As a place, Swanscombe is palimpsestic, its surface is inscribed with the scarring of industry, both contemporary and historical, commercial and residential waste, power lines, human occupation (Broadness moorings harbour a number of ramshackle houseboats and huts), prehistoric habitation (Homo erectus and large mammals) and myriad wildlife. Layer upon layer of history is written into the landscape here, previous variations in both the matter and form of the land offering a unique insight into the biography of this place; brickworks, cement factories, marshland, edgeland. Old Father Thames laps at the banks at the pylon’s feet, abandoning a wealth of drift wood, reeds, plastic bottles, children’s toys, food wrappers, carrier bags, dead birds, trolleys, tyres, footballs, and old clothes.

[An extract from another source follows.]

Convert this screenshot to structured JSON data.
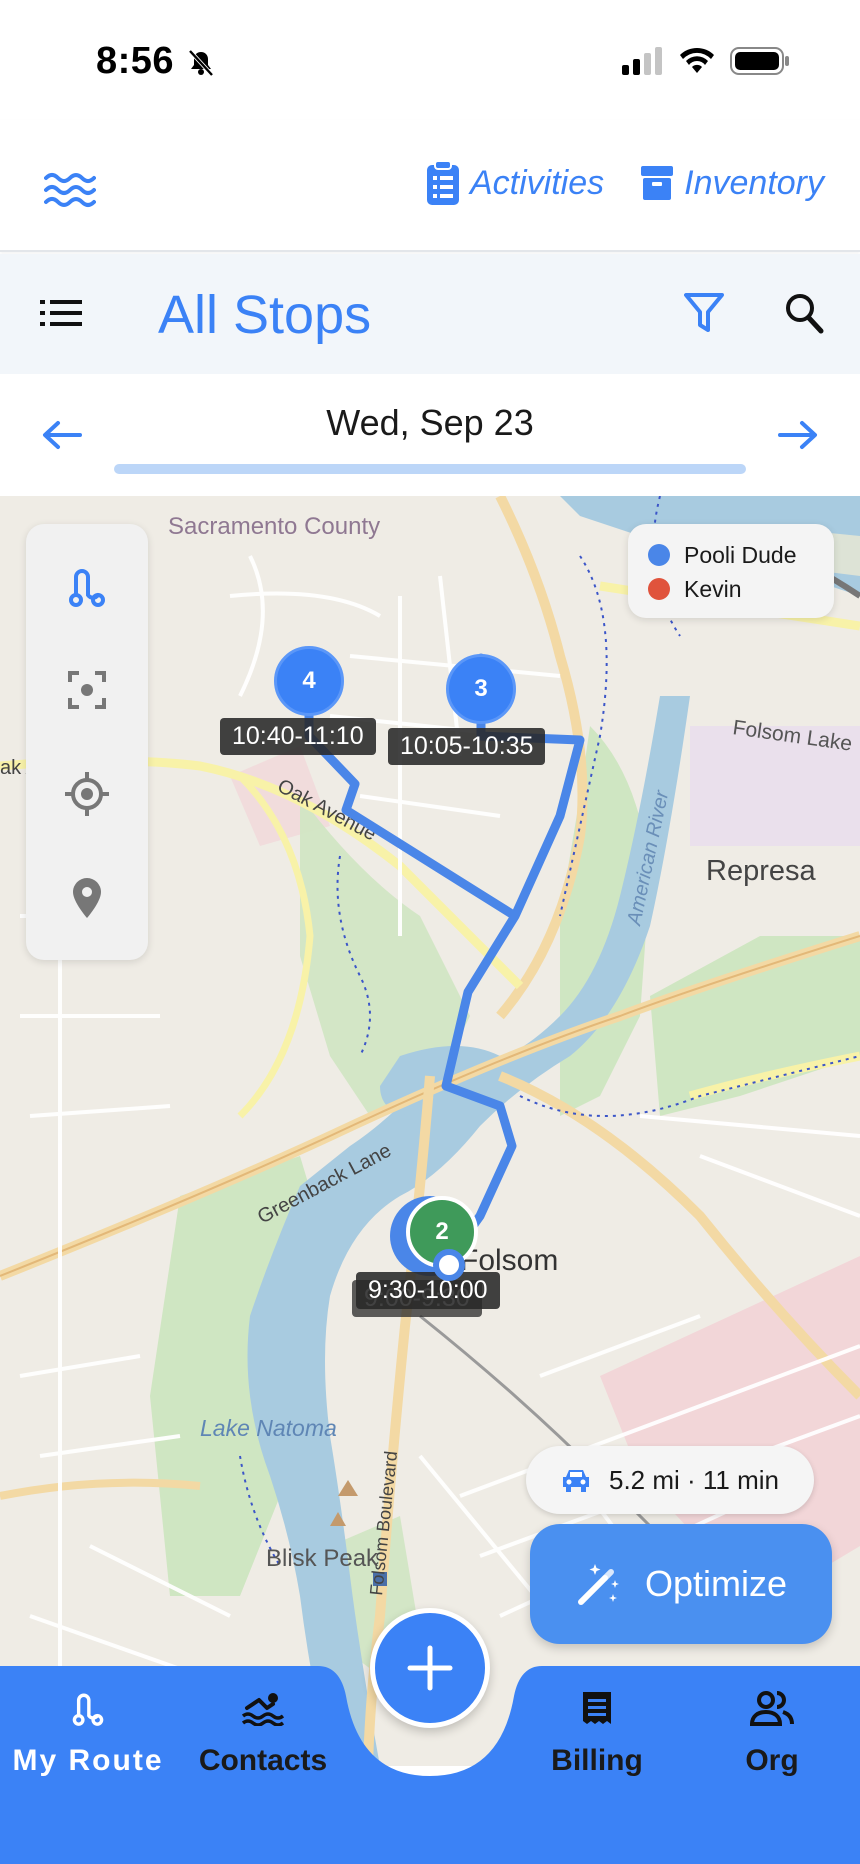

Each item playing but a small part in the oscillating narratives of abandonment and memory that envelope this space.
After visiting the area it becomes all too obvious why those individuals involved with the Swanscombe Project care so deeply for this unique piece of land. The looming construction of the UK’s largest ‘entertainment resort’ will, no doubt, eradicate the existing narratives surrounding Swanscombe; the moorings will be displaced, the wildlife irreparably damaged and the character of the landscape changed forever, though perhaps this is the natural state of the edgeland? Margins have a tendency to blur, to become less defined, and in doing so create new borders, new sites for new experiences. It will be interesting to see what new margins are drawn here, and what new spaces are created from the destruction of Swanscombe.